Your objective: Give the count of lines below that include the word "calendar", and say nothing else.

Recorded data
....

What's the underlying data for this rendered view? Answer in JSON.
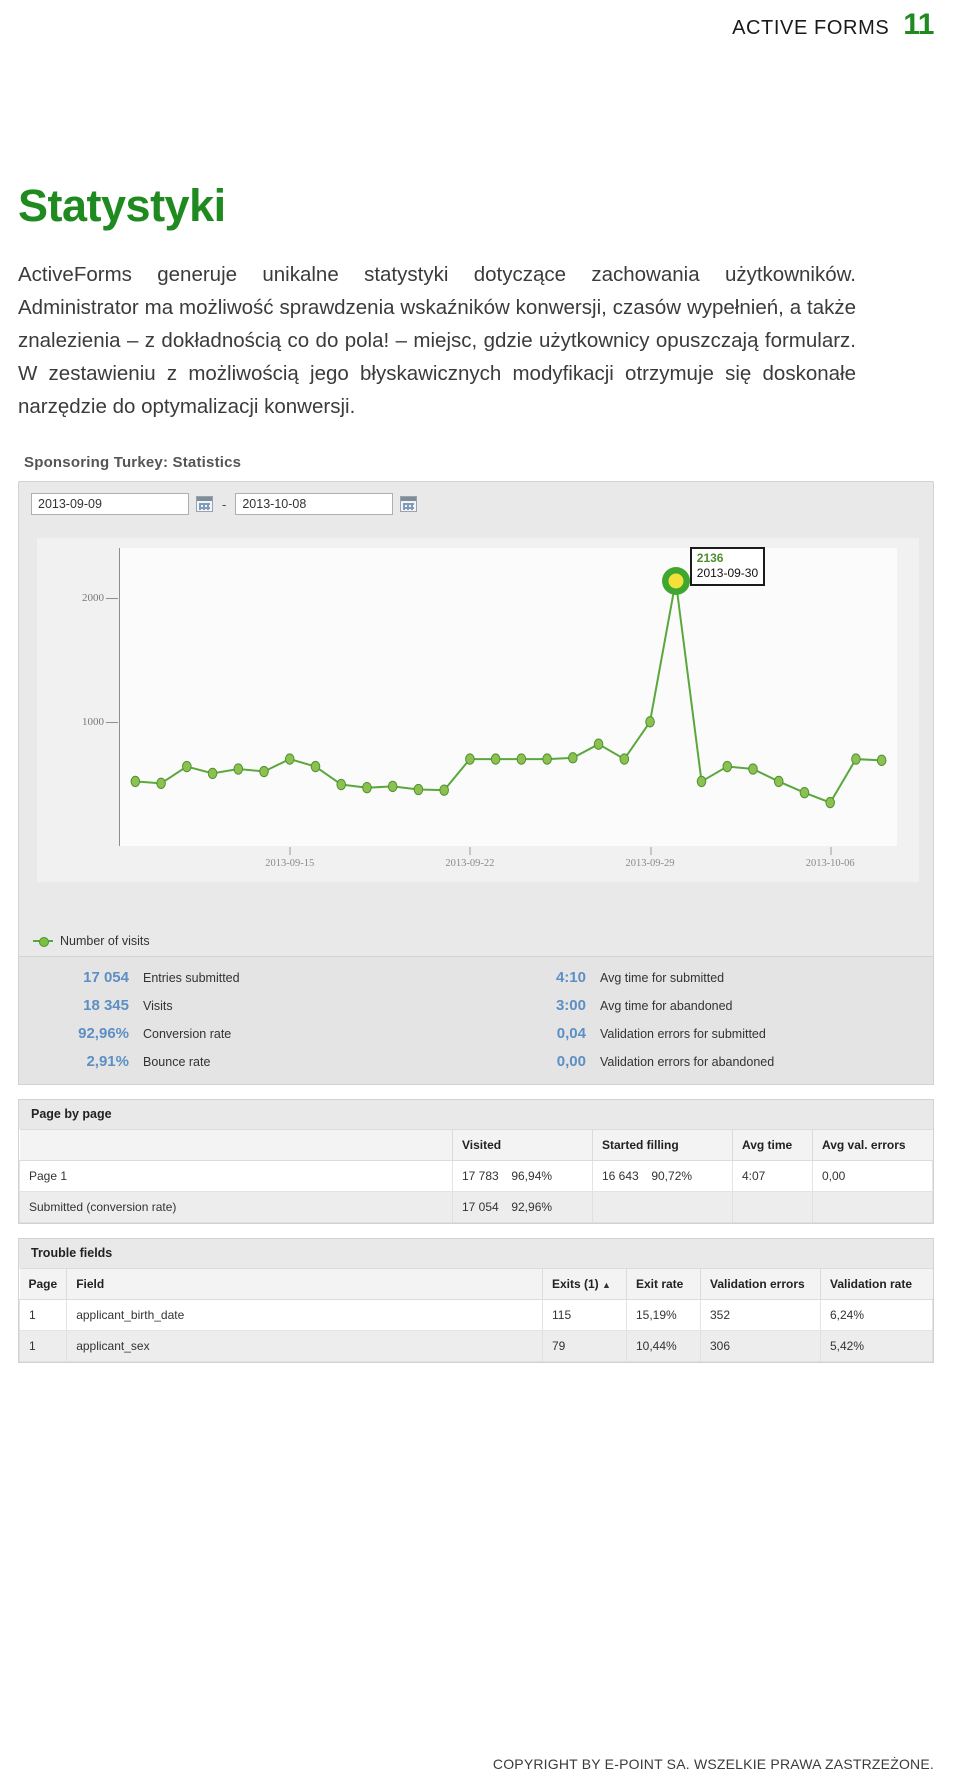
{
  "runhead": {
    "title": "ACTIVE FORMS",
    "page_number": "11"
  },
  "heading": "Statystyki",
  "body": {
    "p1": "ActiveForms generuje unikalne statystyki dotyczące zachowania użytkowników. Administrator ma możliwość sprawdzenia wskaźników konwersji, czasów wypełnień, a także znalezienia – z dokładnością co do pola! – miejsc, gdzie użytkownicy opuszczają formularz. W zestawieniu z możliwością jego błyskawicznych modyfikacji otrzymuje się doskonałe narzędzie do optymalizacji konwersji."
  },
  "screenshot": {
    "title": "Sponsoring Turkey: Statistics",
    "date_range": {
      "from_value": "2013-09-09",
      "to_value": "2013-10-08",
      "separator": "-",
      "from_icon": "calendar-icon",
      "to_icon": "calendar-icon"
    },
    "legend_label": "Number of visits",
    "tooltip": {
      "value": "2136",
      "date": "2013-09-30"
    },
    "stats": {
      "left": [
        {
          "value": "17 054",
          "label": "Entries submitted"
        },
        {
          "value": "18 345",
          "label": "Visits"
        },
        {
          "value": "92,96%",
          "label": "Conversion rate"
        },
        {
          "value": "2,91%",
          "label": "Bounce rate"
        }
      ],
      "right": [
        {
          "value": "4:10",
          "label": "Avg time for submitted"
        },
        {
          "value": "3:00",
          "label": "Avg time for abandoned"
        },
        {
          "value": "0,04",
          "label": "Validation errors for submitted"
        },
        {
          "value": "0,00",
          "label": "Validation errors for abandoned"
        }
      ]
    },
    "page_by_page": {
      "title": "Page by page",
      "columns": [
        "",
        "Visited",
        "Started filling",
        "Avg time",
        "Avg val. errors"
      ],
      "rows": [
        {
          "name": "Page 1",
          "visited_n": "17 783",
          "visited_p": "96,94%",
          "started_n": "16 643",
          "started_p": "90,72%",
          "avg_time": "4:07",
          "avg_val_errors": "0,00"
        },
        {
          "name": "Submitted (conversion rate)",
          "visited_n": "17 054",
          "visited_p": "92,96%",
          "started_n": "",
          "started_p": "",
          "avg_time": "",
          "avg_val_errors": ""
        }
      ]
    },
    "trouble_fields": {
      "title": "Trouble fields",
      "columns": [
        "Page",
        "Field",
        "Exits (1)",
        "Exit rate",
        "Validation errors",
        "Validation rate"
      ],
      "sort_indicator": "▲",
      "rows": [
        {
          "page": "1",
          "field": "applicant_birth_date",
          "exits": "115",
          "exit_rate": "15,19%",
          "validation_errors": "352",
          "validation_rate": "6,24%"
        },
        {
          "page": "1",
          "field": "applicant_sex",
          "exits": "79",
          "exit_rate": "10,44%",
          "validation_errors": "306",
          "validation_rate": "5,42%"
        }
      ]
    }
  },
  "footer": "COPYRIGHT BY E-POINT SA. WSZELKIE PRAWA ZASTRZEŻONE.",
  "colors": {
    "brand_green": "#1f8a1f",
    "series_green": "#5aa83c",
    "stat_blue": "#5d8fc4"
  },
  "chart_data": {
    "type": "line",
    "title": "",
    "xlabel": "",
    "ylabel": "",
    "series_name": "Number of visits",
    "ylim": [
      0,
      2400
    ],
    "yticks": [
      1000,
      2000
    ],
    "xticks": [
      "2013-09-15",
      "2013-09-22",
      "2013-09-29",
      "2013-10-06"
    ],
    "grid": false,
    "legend_position": "bottom-left",
    "x": [
      "2013-09-09",
      "2013-09-10",
      "2013-09-11",
      "2013-09-12",
      "2013-09-13",
      "2013-09-14",
      "2013-09-15",
      "2013-09-16",
      "2013-09-17",
      "2013-09-18",
      "2013-09-19",
      "2013-09-20",
      "2013-09-21",
      "2013-09-22",
      "2013-09-23",
      "2013-09-24",
      "2013-09-25",
      "2013-09-26",
      "2013-09-27",
      "2013-09-28",
      "2013-09-29",
      "2013-09-30",
      "2013-10-01",
      "2013-10-02",
      "2013-10-03",
      "2013-10-04",
      "2013-10-05",
      "2013-10-06",
      "2013-10-07",
      "2013-10-08"
    ],
    "values": [
      520,
      505,
      640,
      585,
      620,
      600,
      700,
      640,
      495,
      470,
      480,
      455,
      450,
      700,
      700,
      700,
      700,
      710,
      820,
      700,
      1000,
      2136,
      520,
      640,
      620,
      520,
      430,
      350,
      700,
      690
    ],
    "highlight": {
      "x": "2013-09-30",
      "y": 2136
    }
  }
}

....

Result: 2